**REQUIRED ACTION**
Copy the entries word for word. Keep the pictures out.

(Items from an interface collection)
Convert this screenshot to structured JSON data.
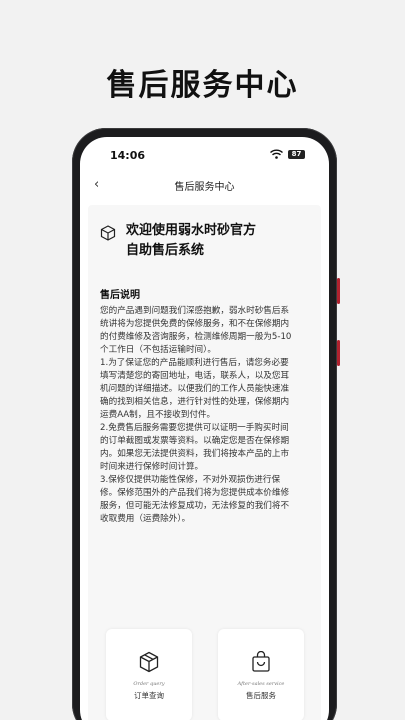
{
  "promo": {
    "title": "售后服务中心"
  },
  "status_bar": {
    "time": "14:06",
    "battery": "87"
  },
  "nav": {
    "title": "售后服务中心"
  },
  "welcome": {
    "line1": "欢迎使用弱水时砂官方",
    "line2": "自助售后系统"
  },
  "section": {
    "title": "售后说明",
    "lines": [
      "您的产品遇到问题我们深感抱歉，弱水时砂售后系",
      "统讲将为您提供免费的保修服务，和不在保修期内",
      "的付费维修及咨询服务，检测维修周期一般为5-10",
      "个工作日（不包括运输时间）。",
      "1.为了保证您的产品能顺利进行售后，请您务必要",
      "填写清楚您的寄回地址，电话，联系人，以及您耳",
      "机问题的详细描述。以便我们的工作人员能快速准",
      "确的找到相关信息，进行针对性的处理，保修期内",
      "运费AA制，且不接收到付件。",
      "2.免费售后服务需要您提供可以证明一手购买时间",
      "的订单截图或发票等资料。以确定您是否在保修期",
      "内。如果您无法提供资料，我们将按本产品的上市",
      "时间来进行保修时间计算。",
      "3.保修仅提供功能性保修，不对外观损伤进行保",
      "修。保修范围外的产品我们将为您提供成本价维修",
      "服务，但可能无法修复成功，无法修复的我们将不",
      "收取费用（运费除外）。"
    ]
  },
  "cards": {
    "order": {
      "en": "Order query",
      "cn": "订单查询"
    },
    "service": {
      "en": "After-sales service",
      "cn": "售后服务"
    }
  }
}
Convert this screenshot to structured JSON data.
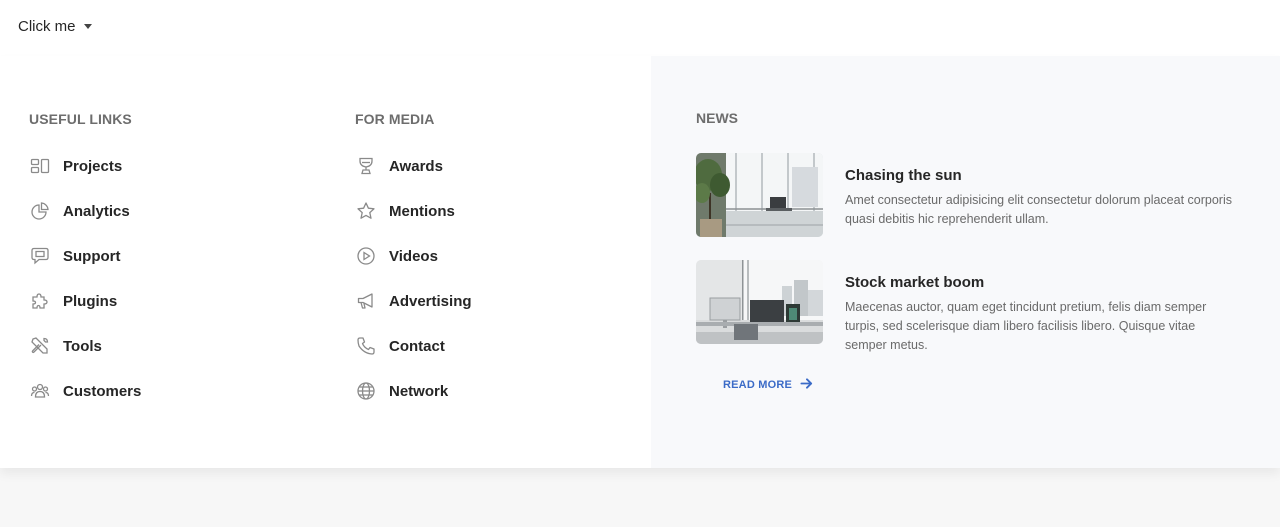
{
  "trigger": {
    "label": "Click me",
    "icon": "caret-down-icon"
  },
  "useful_links": {
    "title": "USEFUL LINKS",
    "items": [
      {
        "label": "Projects",
        "icon": "projects-icon"
      },
      {
        "label": "Analytics",
        "icon": "pie-chart-icon"
      },
      {
        "label": "Support",
        "icon": "chat-icon"
      },
      {
        "label": "Plugins",
        "icon": "puzzle-icon"
      },
      {
        "label": "Tools",
        "icon": "tools-icon"
      },
      {
        "label": "Customers",
        "icon": "users-icon"
      }
    ]
  },
  "for_media": {
    "title": "FOR MEDIA",
    "items": [
      {
        "label": "Awards",
        "icon": "trophy-icon"
      },
      {
        "label": "Mentions",
        "icon": "star-icon"
      },
      {
        "label": "Videos",
        "icon": "play-circle-icon"
      },
      {
        "label": "Advertising",
        "icon": "megaphone-icon"
      },
      {
        "label": "Contact",
        "icon": "phone-icon"
      },
      {
        "label": "Network",
        "icon": "globe-icon"
      }
    ]
  },
  "news": {
    "title": "NEWS",
    "items": [
      {
        "title": "Chasing the sun",
        "text": "Amet consectetur adipisicing elit consectetur dolorum placeat corporis quasi debitis hic reprehenderit ullam."
      },
      {
        "title": "Stock market boom",
        "text": "Maecenas auctor, quam eget tincidunt pretium, felis diam semper turpis, sed scelerisque diam libero facilisis libero. Quisque vitae semper metus."
      }
    ],
    "read_more": "READ MORE",
    "read_more_icon": "arrow-right-icon"
  },
  "colors": {
    "accent": "#3b6bc7",
    "panel_bg": "#ffffff",
    "news_bg": "#f8f9fb",
    "heading_gray": "#6d6d6d"
  }
}
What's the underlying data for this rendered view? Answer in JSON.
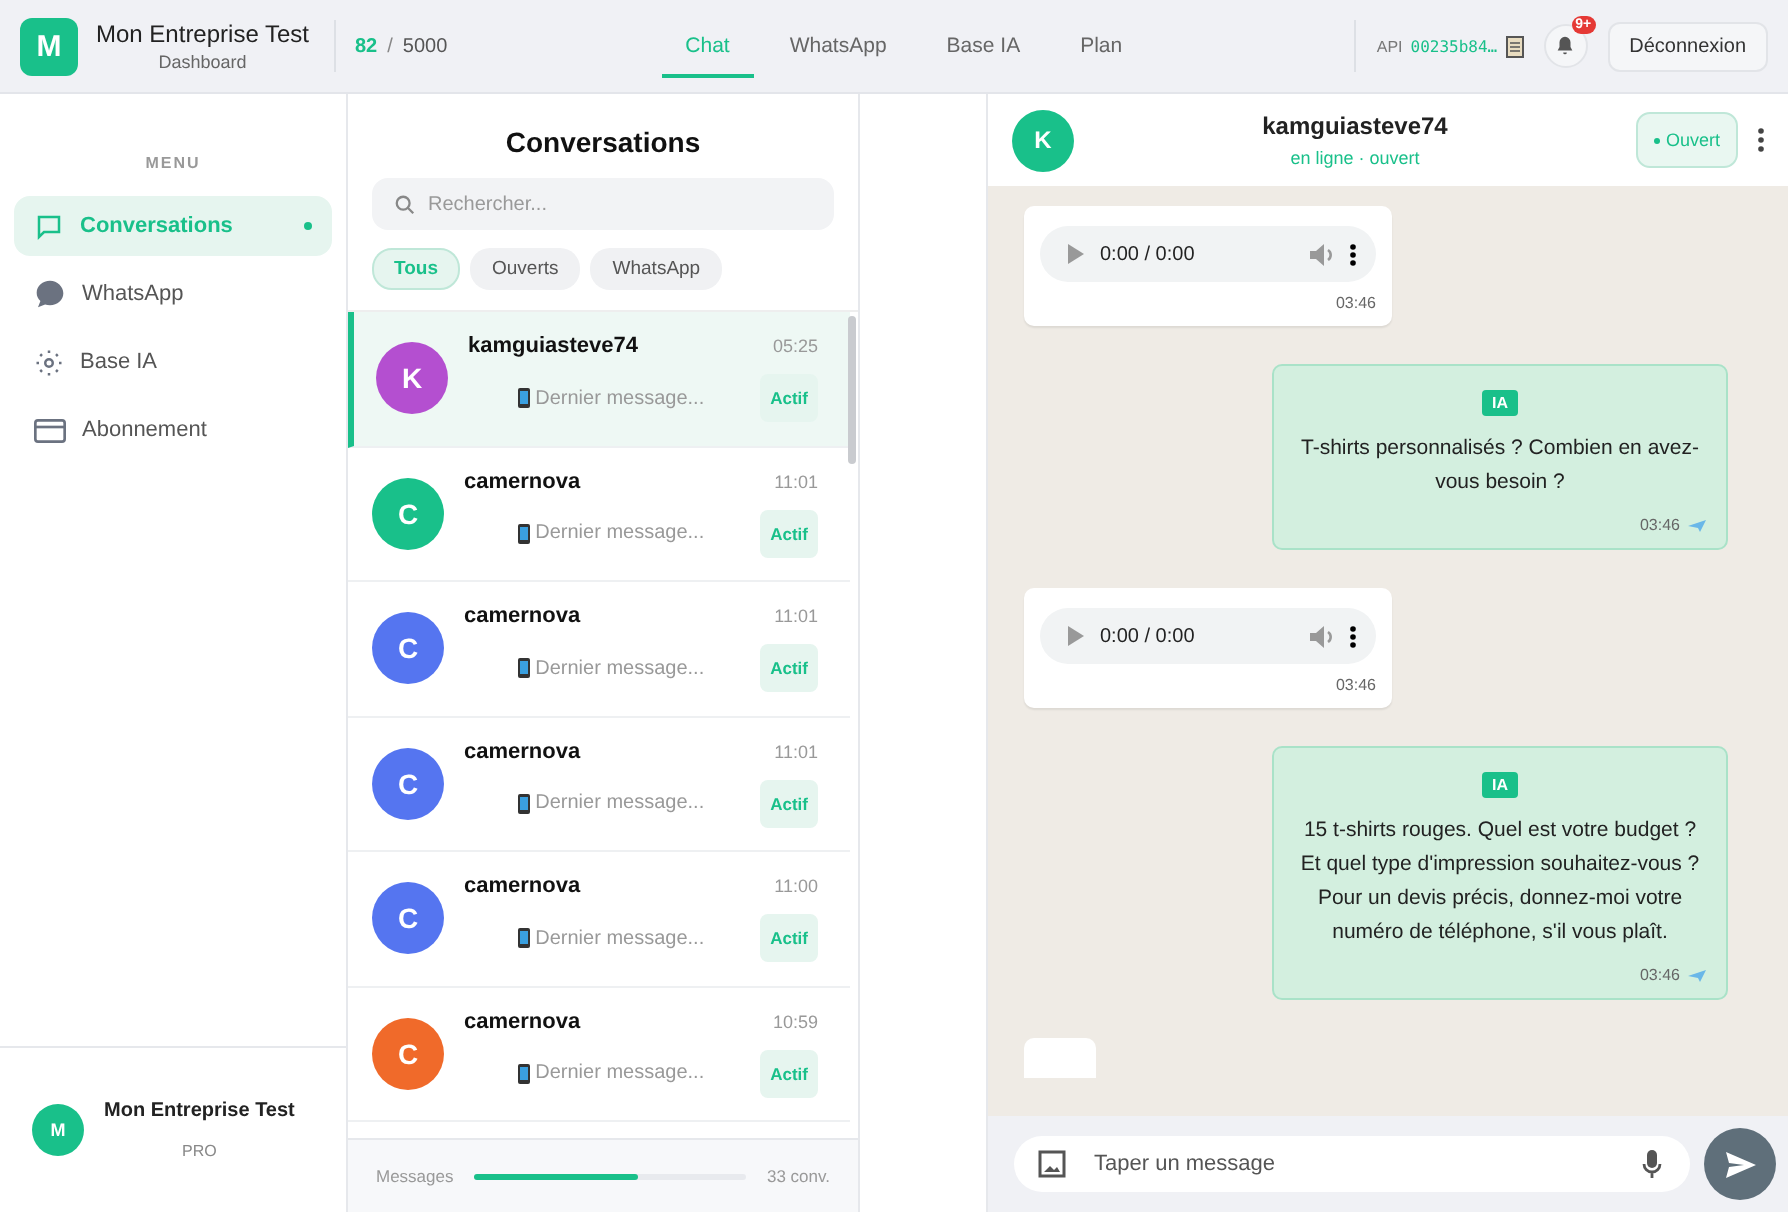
{
  "header": {
    "logo_letter": "M",
    "company": "Mon Entreprise Test",
    "subtitle": "Dashboard",
    "usage_count": "82",
    "usage_separator": "/",
    "usage_limit": "5000",
    "tabs": [
      {
        "label": "Chat",
        "selected": true
      },
      {
        "label": "WhatsApp",
        "selected": false
      },
      {
        "label": "Base IA",
        "selected": false
      },
      {
        "label": "Plan",
        "selected": false
      }
    ],
    "api_label": "API",
    "api_key": "00235b84…",
    "notification_badge": "9+",
    "logout": "Déconnexion"
  },
  "sidebar": {
    "heading": "MENU",
    "items": [
      {
        "label": "Conversations",
        "kind": "chat",
        "selected": true
      },
      {
        "label": "WhatsApp",
        "kind": "messaging",
        "selected": false
      },
      {
        "label": "Base IA",
        "kind": "knowledge",
        "selected": false
      },
      {
        "label": "Abonnement",
        "kind": "billing",
        "selected": false
      }
    ],
    "account": {
      "letter": "M",
      "name": "Mon Entreprise Test",
      "plan": "PRO"
    }
  },
  "conversations": {
    "title": "Conversations",
    "search": {
      "placeholder": "Rechercher..."
    },
    "filters": [
      {
        "label": "Tous",
        "selected": true
      },
      {
        "label": "Ouverts",
        "selected": false
      },
      {
        "label": "WhatsApp",
        "selected": false
      }
    ],
    "items": [
      {
        "letter": "K",
        "name": "kamguiasteve74",
        "time": "05:25",
        "preview": "Dernier message...",
        "status": "Actif",
        "color": "#b44fd0",
        "selected": true
      },
      {
        "letter": "C",
        "name": "camernova",
        "time": "11:01",
        "preview": "Dernier message...",
        "status": "Actif",
        "color": "#19c08a",
        "selected": false
      },
      {
        "letter": "C",
        "name": "camernova",
        "time": "11:01",
        "preview": "Dernier message...",
        "status": "Actif",
        "color": "#5575f0",
        "selected": false
      },
      {
        "letter": "C",
        "name": "camernova",
        "time": "11:01",
        "preview": "Dernier message...",
        "status": "Actif",
        "color": "#5575f0",
        "selected": false
      },
      {
        "letter": "C",
        "name": "camernova",
        "time": "11:00",
        "preview": "Dernier message...",
        "status": "Actif",
        "color": "#5575f0",
        "selected": false
      },
      {
        "letter": "C",
        "name": "camernova",
        "time": "10:59",
        "preview": "Dernier message...",
        "status": "Actif",
        "color": "#f06a2a",
        "selected": false
      }
    ],
    "footer": {
      "label": "Messages",
      "level": 0.6,
      "count": "33 conv."
    }
  },
  "chat": {
    "contact": {
      "letter": "K",
      "name": "kamguiasteve74",
      "status": "en ligne · ouvert"
    },
    "state_button": "Ouvert",
    "messages": [
      {
        "kind": "audio",
        "player": "0:00 / 0:00",
        "time": "03:46"
      },
      {
        "kind": "ai",
        "tag": "IA",
        "text": "T-shirts personnalisés ? Combien en avez-vous besoin ?",
        "time": "03:46"
      },
      {
        "kind": "audio",
        "player": "0:00 / 0:00",
        "time": "03:46"
      },
      {
        "kind": "ai",
        "tag": "IA",
        "text": "15 t-shirts rouges. Quel est votre budget ? Et quel type d'impression souhaitez-vous ? Pour un devis précis, donnez-moi votre numéro de téléphone, s'il vous plaît.",
        "time": "03:46"
      },
      {
        "kind": "partial"
      }
    ],
    "composer": {
      "placeholder": "Taper un message"
    }
  }
}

**RESPONSE**
Convert this screenshot to structured JSON data.
{
  "promo": {
    "title": "售后服务中心"
  },
  "status_bar": {
    "time": "14:06",
    "battery": "87"
  },
  "nav": {
    "title": "售后服务中心"
  },
  "welcome": {
    "line1": "欢迎使用弱水时砂官方",
    "line2": "自助售后系统"
  },
  "section": {
    "title": "售后说明",
    "lines": [
      "您的产品遇到问题我们深感抱歉，弱水时砂售后系",
      "统讲将为您提供免费的保修服务，和不在保修期内",
      "的付费维修及咨询服务，检测维修周期一般为5-10",
      "个工作日（不包括运输时间）。",
      "1.为了保证您的产品能顺利进行售后，请您务必要",
      "填写清楚您的寄回地址，电话，联系人，以及您耳",
      "机问题的详细描述。以便我们的工作人员能快速准",
      "确的找到相关信息，进行针对性的处理，保修期内",
      "运费AA制，且不接收到付件。",
      "2.免费售后服务需要您提供可以证明一手购买时间",
      "的订单截图或发票等资料。以确定您是否在保修期",
      "内。如果您无法提供资料，我们将按本产品的上市",
      "时间来进行保修时间计算。",
      "3.保修仅提供功能性保修，不对外观损伤进行保",
      "修。保修范围外的产品我们将为您提供成本价维修",
      "服务，但可能无法修复成功，无法修复的我们将不",
      "收取费用（运费除外）。"
    ]
  },
  "cards": {
    "order": {
      "en": "Order query",
      "cn": "订单查询"
    },
    "service": {
      "en": "After-sales service",
      "cn": "售后服务"
    }
  }
}
Convert this screenshot to structured JSON data.
{
  "trigger": {
    "label": "Click me",
    "icon": "caret-down-icon"
  },
  "useful_links": {
    "title": "USEFUL LINKS",
    "items": [
      {
        "label": "Projects",
        "icon": "projects-icon"
      },
      {
        "label": "Analytics",
        "icon": "pie-chart-icon"
      },
      {
        "label": "Support",
        "icon": "chat-icon"
      },
      {
        "label": "Plugins",
        "icon": "puzzle-icon"
      },
      {
        "label": "Tools",
        "icon": "tools-icon"
      },
      {
        "label": "Customers",
        "icon": "users-icon"
      }
    ]
  },
  "for_media": {
    "title": "FOR MEDIA",
    "items": [
      {
        "label": "Awards",
        "icon": "trophy-icon"
      },
      {
        "label": "Mentions",
        "icon": "star-icon"
      },
      {
        "label": "Videos",
        "icon": "play-circle-icon"
      },
      {
        "label": "Advertising",
        "icon": "megaphone-icon"
      },
      {
        "label": "Contact",
        "icon": "phone-icon"
      },
      {
        "label": "Network",
        "icon": "globe-icon"
      }
    ]
  },
  "news": {
    "title": "NEWS",
    "items": [
      {
        "title": "Chasing the sun",
        "text": "Amet consectetur adipisicing elit consectetur dolorum placeat corporis quasi debitis hic reprehenderit ullam."
      },
      {
        "title": "Stock market boom",
        "text": "Maecenas auctor, quam eget tincidunt pretium, felis diam semper turpis, sed scelerisque diam libero facilisis libero. Quisque vitae semper metus."
      }
    ],
    "read_more": "READ MORE",
    "read_more_icon": "arrow-right-icon"
  },
  "colors": {
    "accent": "#3b6bc7",
    "panel_bg": "#ffffff",
    "news_bg": "#f8f9fb",
    "heading_gray": "#6d6d6d"
  }
}
What's the underlying data for this rendered view? Answer in JSON.
{
  "header": {
    "logo_letter": "M",
    "company": "Mon Entreprise Test",
    "subtitle": "Dashboard",
    "usage_count": "82",
    "usage_separator": "/",
    "usage_limit": "5000",
    "tabs": [
      {
        "label": "Chat",
        "selected": true
      },
      {
        "label": "WhatsApp",
        "selected": false
      },
      {
        "label": "Base IA",
        "selected": false
      },
      {
        "label": "Plan",
        "selected": false
      }
    ],
    "api_label": "API",
    "api_key": "00235b84…",
    "notification_badge": "9+",
    "logout": "Déconnexion"
  },
  "sidebar": {
    "heading": "MENU",
    "items": [
      {
        "label": "Conversations",
        "kind": "chat",
        "selected": true
      },
      {
        "label": "WhatsApp",
        "kind": "messaging",
        "selected": false
      },
      {
        "label": "Base IA",
        "kind": "knowledge",
        "selected": false
      },
      {
        "label": "Abonnement",
        "kind": "billing",
        "selected": false
      }
    ],
    "account": {
      "letter": "M",
      "name": "Mon Entreprise Test",
      "plan": "PRO"
    }
  },
  "conversations": {
    "title": "Conversations",
    "search": {
      "placeholder": "Rechercher..."
    },
    "filters": [
      {
        "label": "Tous",
        "selected": true
      },
      {
        "label": "Ouverts",
        "selected": false
      },
      {
        "label": "WhatsApp",
        "selected": false
      }
    ],
    "items": [
      {
        "letter": "K",
        "name": "kamguiasteve74",
        "time": "05:25",
        "preview": "Dernier message...",
        "status": "Actif",
        "color": "#b44fd0",
        "selected": true
      },
      {
        "letter": "C",
        "name": "camernova",
        "time": "11:01",
        "preview": "Dernier message...",
        "status": "Actif",
        "color": "#19c08a",
        "selected": false
      },
      {
        "letter": "C",
        "name": "camernova",
        "time": "11:01",
        "preview": "Dernier message...",
        "status": "Actif",
        "color": "#5575f0",
        "selected": false
      },
      {
        "letter": "C",
        "name": "camernova",
        "time": "11:01",
        "preview": "Dernier message...",
        "status": "Actif",
        "color": "#5575f0",
        "selected": false
      },
      {
        "letter": "C",
        "name": "camernova",
        "time": "11:00",
        "preview": "Dernier message...",
        "status": "Actif",
        "color": "#5575f0",
        "selected": false
      },
      {
        "letter": "C",
        "name": "camernova",
        "time": "10:59",
        "preview": "Dernier message...",
        "status": "Actif",
        "color": "#f06a2a",
        "selected": false
      }
    ],
    "footer": {
      "label": "Messages",
      "level": 0.6,
      "count": "33 conv."
    }
  },
  "chat": {
    "contact": {
      "letter": "K",
      "name": "kamguiasteve74",
      "status": "en ligne · ouvert"
    },
    "state_button": "Ouvert",
    "messages": [
      {
        "kind": "audio",
        "player": "0:00 / 0:00",
        "time": "03:46"
      },
      {
        "kind": "ai",
        "tag": "IA",
        "text": "T-shirts personnalisés ? Combien en avez-vous besoin ?",
        "time": "03:46"
      },
      {
        "kind": "audio",
        "player": "0:00 / 0:00",
        "time": "03:46"
      },
      {
        "kind": "ai",
        "tag": "IA",
        "text": "15 t-shirts rouges. Quel est votre budget ? Et quel type d'impression souhaitez-vous ? Pour un devis précis, donnez-moi votre numéro de téléphone, s'il vous plaît.",
        "time": "03:46"
      },
      {
        "kind": "partial"
      }
    ],
    "composer": {
      "placeholder": "Taper un message"
    }
  }
}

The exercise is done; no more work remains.